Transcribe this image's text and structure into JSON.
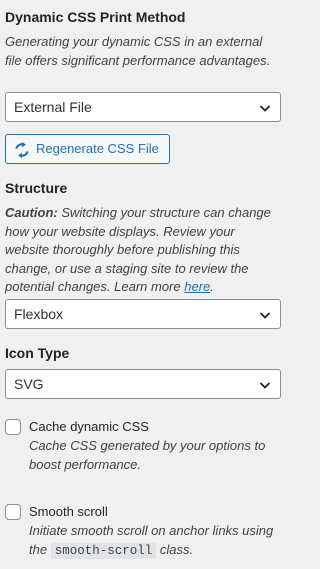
{
  "print_method": {
    "title": "Dynamic CSS Print Method",
    "description": "Generating your dynamic CSS in an external file offers significant performance advantages.",
    "selected": "External File",
    "regenerate_label": "Regenerate CSS File"
  },
  "structure": {
    "title": "Structure",
    "caution_label": "Caution:",
    "caution_text": " Switching your structure can change how your website displays. Review your website thoroughly before publishing this change, or use a staging site to review the potential changes. Learn more ",
    "link_text": "here",
    "after_link": ".",
    "selected": "Flexbox"
  },
  "icon_type": {
    "title": "Icon Type",
    "selected": "SVG"
  },
  "cache": {
    "label": "Cache dynamic CSS",
    "description": "Cache CSS generated by your options to boost performance.",
    "checked": false
  },
  "smooth_scroll": {
    "label": "Smooth scroll",
    "desc_before": "Initiate smooth scroll on anchor links using the ",
    "code": "smooth-scroll",
    "desc_after": " class.",
    "checked": false
  },
  "colors": {
    "accent": "#2271b1",
    "text": "#1d2327",
    "muted": "#3c434a",
    "border": "#8c8f94",
    "background": "#f0f0f1"
  },
  "icons": {
    "select_arrow": "chevron-down-icon",
    "regenerate": "refresh-icon"
  }
}
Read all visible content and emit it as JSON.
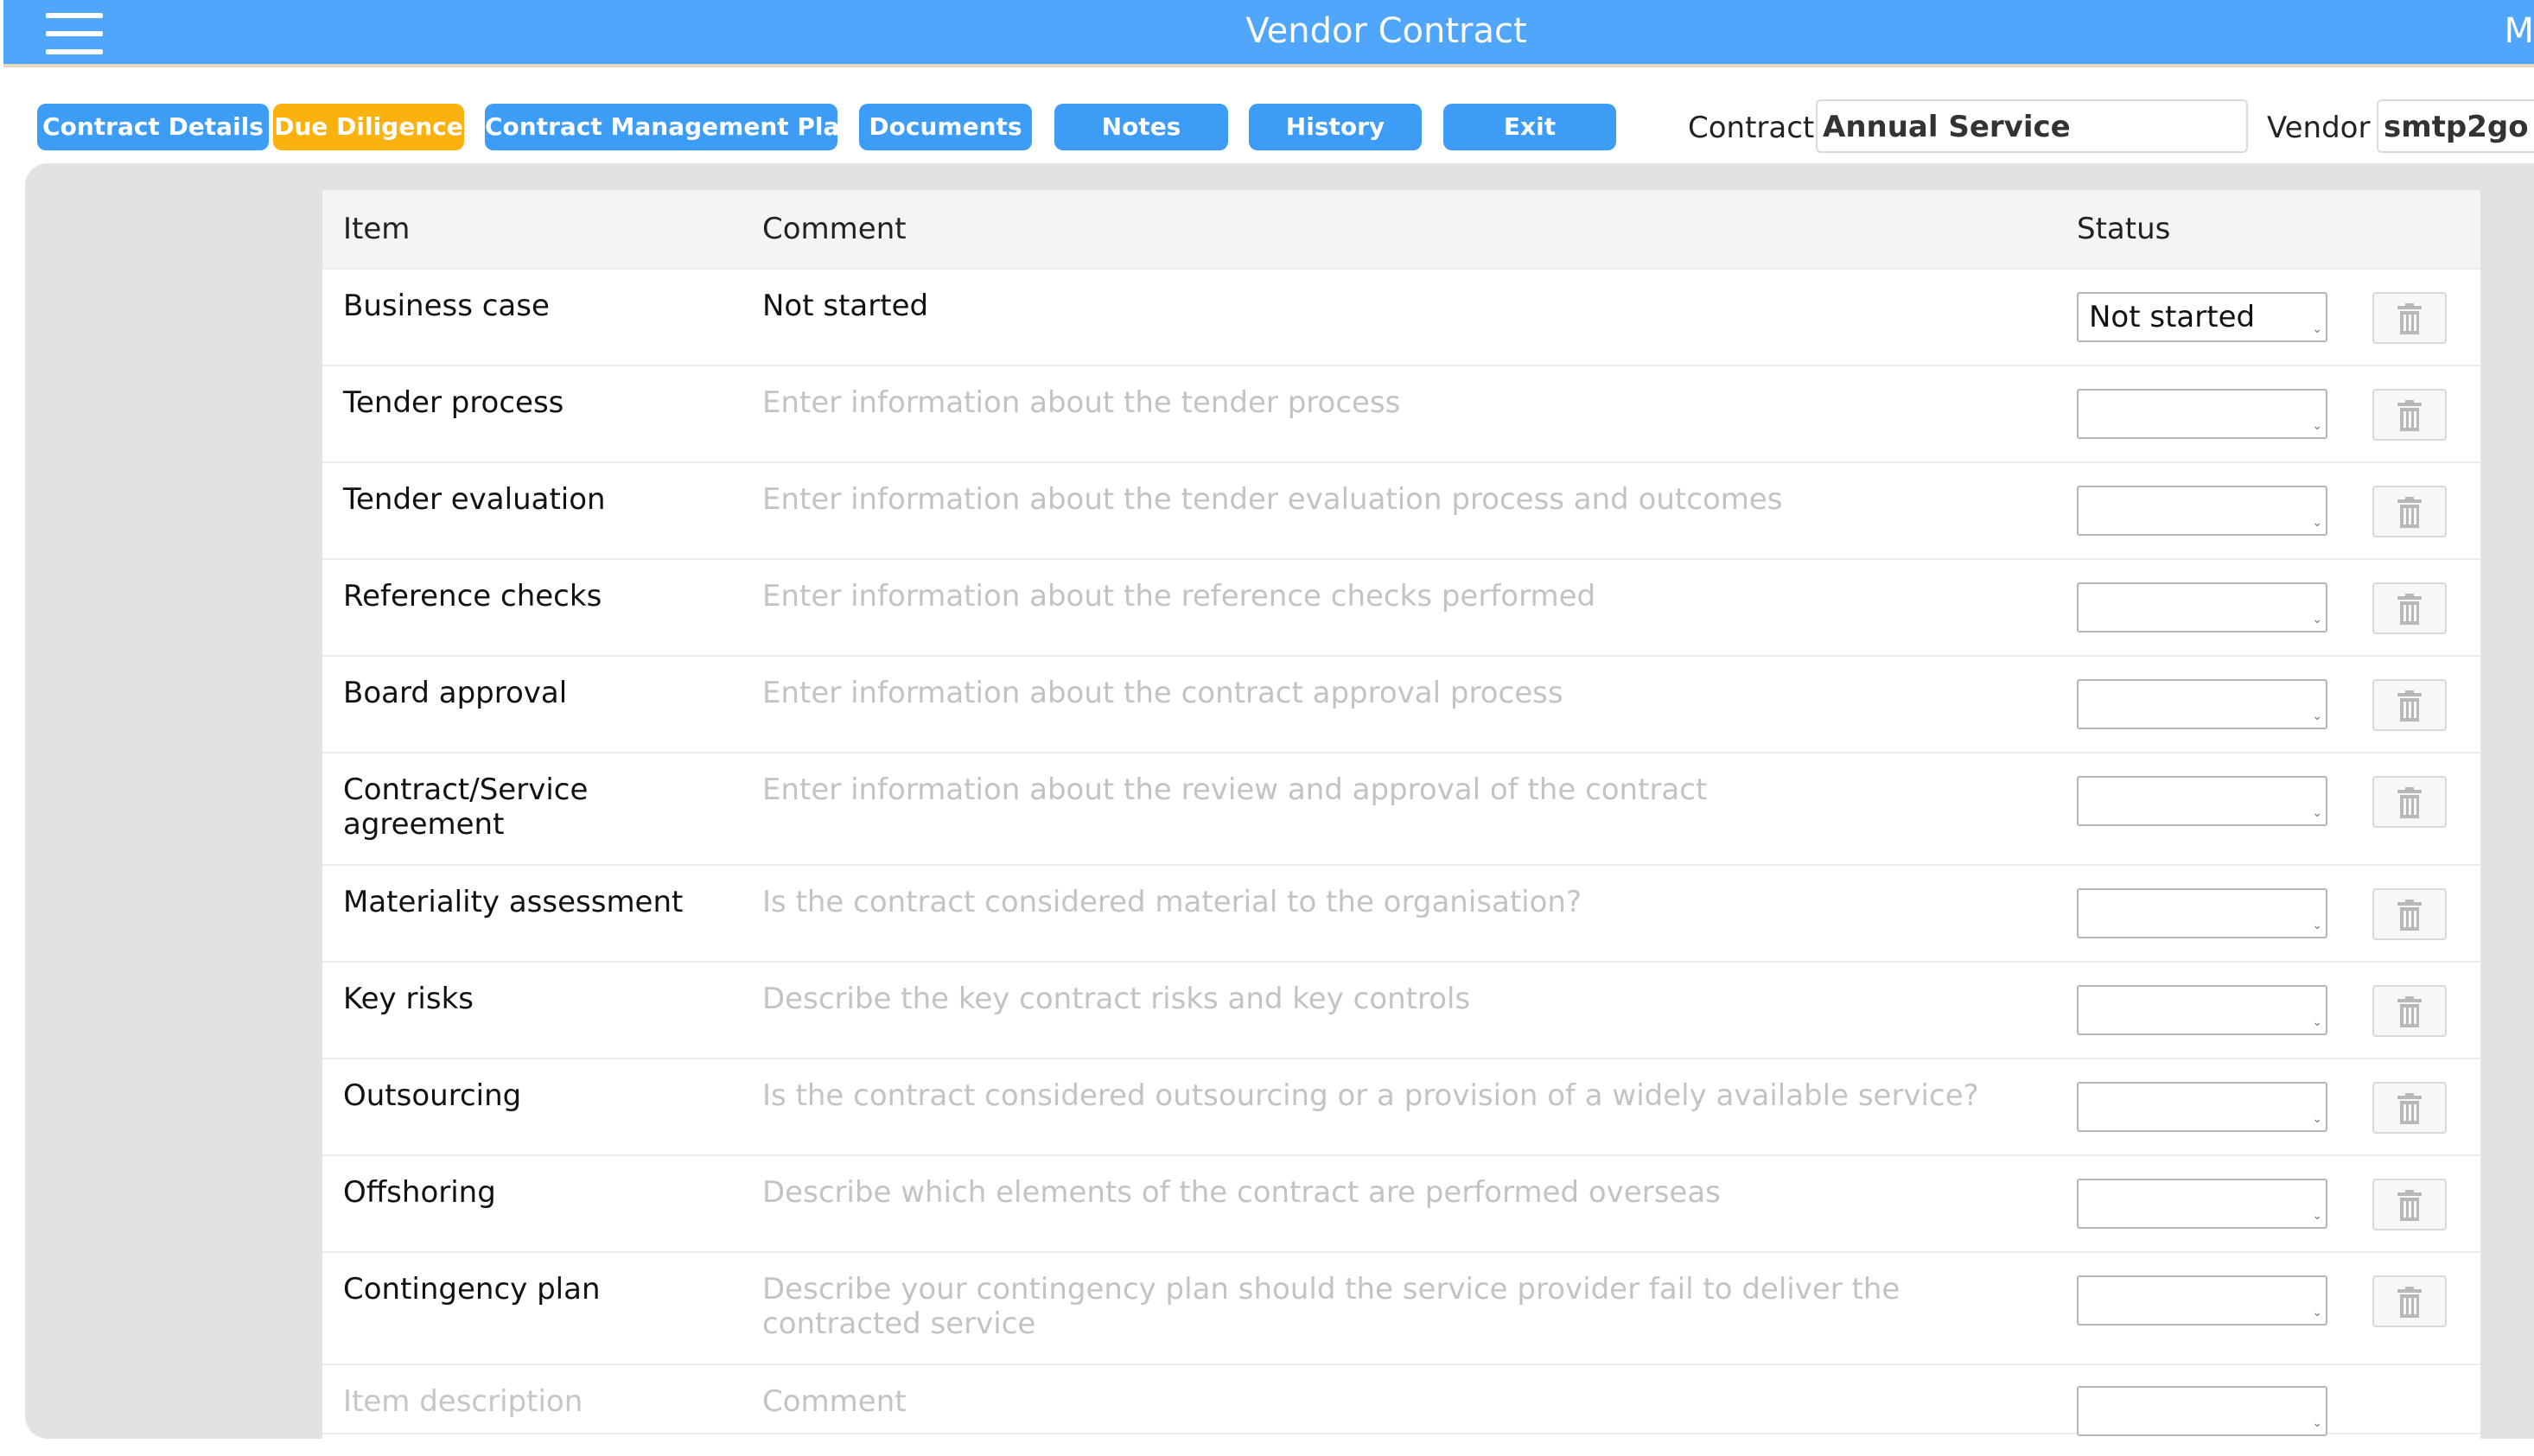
{
  "window": {
    "title": "Vendor Contract",
    "edge_glyph": "M"
  },
  "toolbar": {
    "buttons": [
      {
        "label": "Contract Details",
        "active": false
      },
      {
        "label": "Due Diligence",
        "active": true
      },
      {
        "label": "Contract Management Plan",
        "active": false
      },
      {
        "label": "Documents",
        "active": false
      },
      {
        "label": "Notes",
        "active": false
      },
      {
        "label": "History",
        "active": false
      },
      {
        "label": "Exit",
        "active": false
      }
    ],
    "contract_label": "Contract",
    "contract_value": "Annual Service",
    "vendor_label": "Vendor",
    "vendor_value": "smtp2go"
  },
  "table": {
    "headers": {
      "item": "Item",
      "comment": "Comment",
      "status": "Status"
    },
    "rows": [
      {
        "item": "Business case",
        "comment": "Not started",
        "comment_is_placeholder": false,
        "status": "Not started"
      },
      {
        "item": "Tender process",
        "comment": "Enter information about the tender process",
        "comment_is_placeholder": true,
        "status": ""
      },
      {
        "item": "Tender evaluation",
        "comment": "Enter information about the tender evaluation process and outcomes",
        "comment_is_placeholder": true,
        "status": ""
      },
      {
        "item": "Reference checks",
        "comment": "Enter information about the reference checks performed",
        "comment_is_placeholder": true,
        "status": ""
      },
      {
        "item": "Board approval",
        "comment": "Enter information about the contract approval process",
        "comment_is_placeholder": true,
        "status": ""
      },
      {
        "item": "Contract/Service agreement",
        "comment": "Enter information about the review and approval of the contract",
        "comment_is_placeholder": true,
        "status": ""
      },
      {
        "item": "Materiality assessment",
        "comment": "Is the contract considered material to the organisation?",
        "comment_is_placeholder": true,
        "status": ""
      },
      {
        "item": "Key risks",
        "comment": "Describe the key contract risks and key controls",
        "comment_is_placeholder": true,
        "status": ""
      },
      {
        "item": "Outsourcing",
        "comment": "Is the contract considered outsourcing or a provision of a widely available service?",
        "comment_is_placeholder": true,
        "status": ""
      },
      {
        "item": "Offshoring",
        "comment": "Describe which elements of the contract are performed overseas",
        "comment_is_placeholder": true,
        "status": ""
      },
      {
        "item": "Contingency plan",
        "comment": "Describe your contingency plan should the service provider fail to deliver the contracted service",
        "comment_is_placeholder": true,
        "status": ""
      }
    ],
    "new_row": {
      "item_placeholder": "Item description",
      "comment_placeholder": "Comment",
      "status": ""
    }
  },
  "icons": {
    "menu": "hamburger-menu-icon",
    "delete": "trash-icon",
    "dropdown": "chevron-down-icon"
  },
  "colors": {
    "titlebar": "#4fa6fb",
    "button": "#3d9cf6",
    "button_active": "#fbb20f",
    "panel": "#e2e2e2"
  }
}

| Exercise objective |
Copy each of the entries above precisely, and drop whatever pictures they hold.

| Written answer |
Transcribe this image's text and structure into JSON.
{
  "print_method": {
    "title": "Dynamic CSS Print Method",
    "description": "Generating your dynamic CSS in an external file offers significant performance advantages.",
    "selected": "External File",
    "regenerate_label": "Regenerate CSS File"
  },
  "structure": {
    "title": "Structure",
    "caution_label": "Caution:",
    "caution_text": " Switching your structure can change how your website displays. Review your website thoroughly before publishing this change, or use a staging site to review the potential changes. Learn more ",
    "link_text": "here",
    "after_link": ".",
    "selected": "Flexbox"
  },
  "icon_type": {
    "title": "Icon Type",
    "selected": "SVG"
  },
  "cache": {
    "label": "Cache dynamic CSS",
    "description": "Cache CSS generated by your options to boost performance.",
    "checked": false
  },
  "smooth_scroll": {
    "label": "Smooth scroll",
    "desc_before": "Initiate smooth scroll on anchor links using the ",
    "code": "smooth-scroll",
    "desc_after": " class.",
    "checked": false
  },
  "colors": {
    "accent": "#2271b1",
    "text": "#1d2327",
    "muted": "#3c434a",
    "border": "#8c8f94",
    "background": "#f0f0f1"
  },
  "icons": {
    "select_arrow": "chevron-down-icon",
    "regenerate": "refresh-icon"
  }
}
Read all visible content and emit it as JSON.
{
  "window": {
    "title": "Vendor Contract",
    "edge_glyph": "M"
  },
  "toolbar": {
    "buttons": [
      {
        "label": "Contract Details",
        "active": false
      },
      {
        "label": "Due Diligence",
        "active": true
      },
      {
        "label": "Contract Management Plan",
        "active": false
      },
      {
        "label": "Documents",
        "active": false
      },
      {
        "label": "Notes",
        "active": false
      },
      {
        "label": "History",
        "active": false
      },
      {
        "label": "Exit",
        "active": false
      }
    ],
    "contract_label": "Contract",
    "contract_value": "Annual Service",
    "vendor_label": "Vendor",
    "vendor_value": "smtp2go"
  },
  "table": {
    "headers": {
      "item": "Item",
      "comment": "Comment",
      "status": "Status"
    },
    "rows": [
      {
        "item": "Business case",
        "comment": "Not started",
        "comment_is_placeholder": false,
        "status": "Not started"
      },
      {
        "item": "Tender process",
        "comment": "Enter information about the tender process",
        "comment_is_placeholder": true,
        "status": ""
      },
      {
        "item": "Tender evaluation",
        "comment": "Enter information about the tender evaluation process and outcomes",
        "comment_is_placeholder": true,
        "status": ""
      },
      {
        "item": "Reference checks",
        "comment": "Enter information about the reference checks performed",
        "comment_is_placeholder": true,
        "status": ""
      },
      {
        "item": "Board approval",
        "comment": "Enter information about the contract approval process",
        "comment_is_placeholder": true,
        "status": ""
      },
      {
        "item": "Contract/Service agreement",
        "comment": "Enter information about the review and approval of the contract",
        "comment_is_placeholder": true,
        "status": ""
      },
      {
        "item": "Materiality assessment",
        "comment": "Is the contract considered material to the organisation?",
        "comment_is_placeholder": true,
        "status": ""
      },
      {
        "item": "Key risks",
        "comment": "Describe the key contract risks and key controls",
        "comment_is_placeholder": true,
        "status": ""
      },
      {
        "item": "Outsourcing",
        "comment": "Is the contract considered outsourcing or a provision of a widely available service?",
        "comment_is_placeholder": true,
        "status": ""
      },
      {
        "item": "Offshoring",
        "comment": "Describe which elements of the contract are performed overseas",
        "comment_is_placeholder": true,
        "status": ""
      },
      {
        "item": "Contingency plan",
        "comment": "Describe your contingency plan should the service provider fail to deliver the contracted service",
        "comment_is_placeholder": true,
        "status": ""
      }
    ],
    "new_row": {
      "item_placeholder": "Item description",
      "comment_placeholder": "Comment",
      "status": ""
    }
  },
  "icons": {
    "menu": "hamburger-menu-icon",
    "delete": "trash-icon",
    "dropdown": "chevron-down-icon"
  },
  "colors": {
    "titlebar": "#4fa6fb",
    "button": "#3d9cf6",
    "button_active": "#fbb20f",
    "panel": "#e2e2e2"
  }
}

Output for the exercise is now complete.